“I am so sorry to my family, friends, fans and those that look to follow a better example.”
The Portland Police Bureau said Wambach was “polite and cooperative throughout the investigation.”
One of Wambach’s sponsors, MINI USA, said Sunday night it was withdrawing ads for the automobile that feature Wambach.
“This behavior is against the values we promote as an organization and the safety of everyone on the road is a priority here at MINI. Because of this, we are re-evaluating her association with the brand and are pulling content that individually features Abby from our marketing,” the company said in a statement. “We will continue to assess the situation and weigh our options.”
Wambach capped her career last summer with the sport’s most prestigious championship when the United States defeated Japan 5-2 in Canada at the World Cup. It was the third World Cup title for the U.S. women, and first since 1999.
Wambach announced her retirement in October.
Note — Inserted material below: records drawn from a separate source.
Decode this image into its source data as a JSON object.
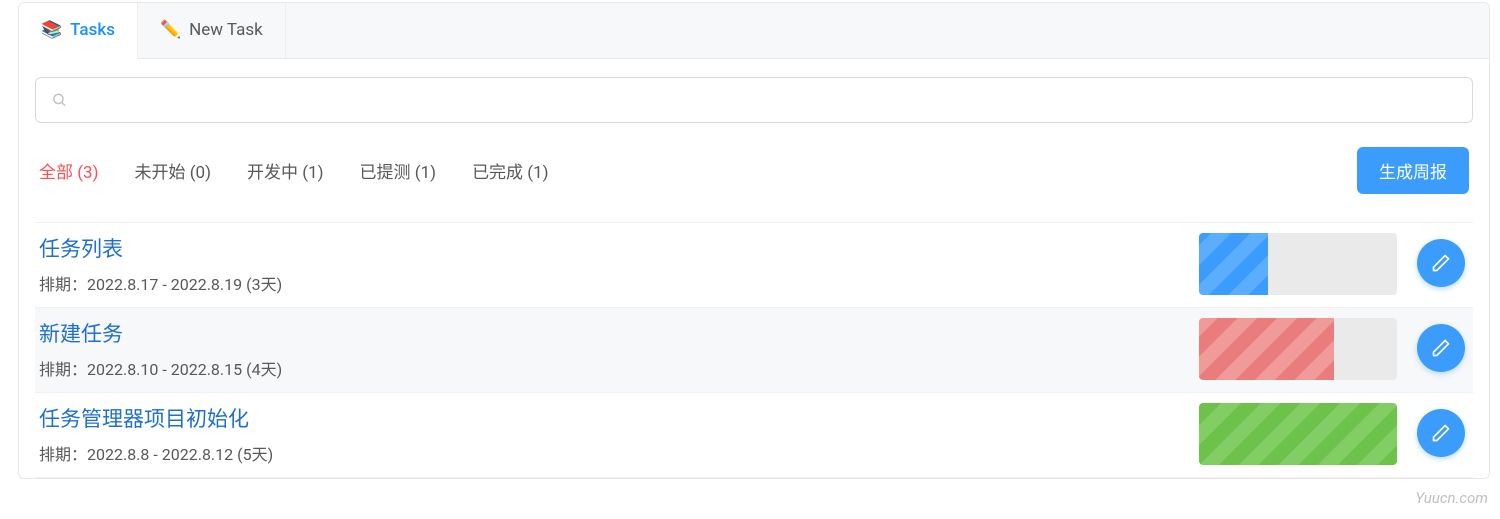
{
  "tabs": {
    "tasks": {
      "icon": "📚",
      "label": "Tasks"
    },
    "newTask": {
      "icon": "✏️",
      "label": "New Task"
    }
  },
  "search": {
    "placeholder": ""
  },
  "filters": [
    {
      "label": "全部 (3)",
      "active": true
    },
    {
      "label": "未开始 (0)",
      "active": false
    },
    {
      "label": "开发中 (1)",
      "active": false
    },
    {
      "label": "已提测 (1)",
      "active": false
    },
    {
      "label": "已完成 (1)",
      "active": false
    }
  ],
  "reportButton": "生成周报",
  "tasks": [
    {
      "title": "任务列表",
      "schedule": "排期：2022.8.17 - 2022.8.19 (3天)",
      "progress": 35,
      "color": "blue",
      "hovered": false
    },
    {
      "title": "新建任务",
      "schedule": "排期：2022.8.10 - 2022.8.15 (4天)",
      "progress": 68,
      "color": "red",
      "hovered": true
    },
    {
      "title": "任务管理器项目初始化",
      "schedule": "排期：2022.8.8 - 2022.8.12 (5天)",
      "progress": 100,
      "color": "green",
      "hovered": false
    }
  ],
  "watermark": "Yuucn.com"
}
Since she stepped away from the team, she has made several appearances in charity events and also campaigned for former U.S. Secretary of State Hillary Clinton.
She played her last match with the team in December, a 1-0 loss to China in New Orleans.
Wambach appeared in four World Cups with the national team. She also has a pair of Olympic gold medals from the 2004 Games in Athens and the 2012 Games in London. She did not compete in the Beijing Games because of a broken leg.
Wambach has also been active in fighting for equal rights for female athletes. She led a group of players in protesting FIFA’s decision to play the 2015 World Cup on artificial turf, which is considered by many players to be inferior to grass.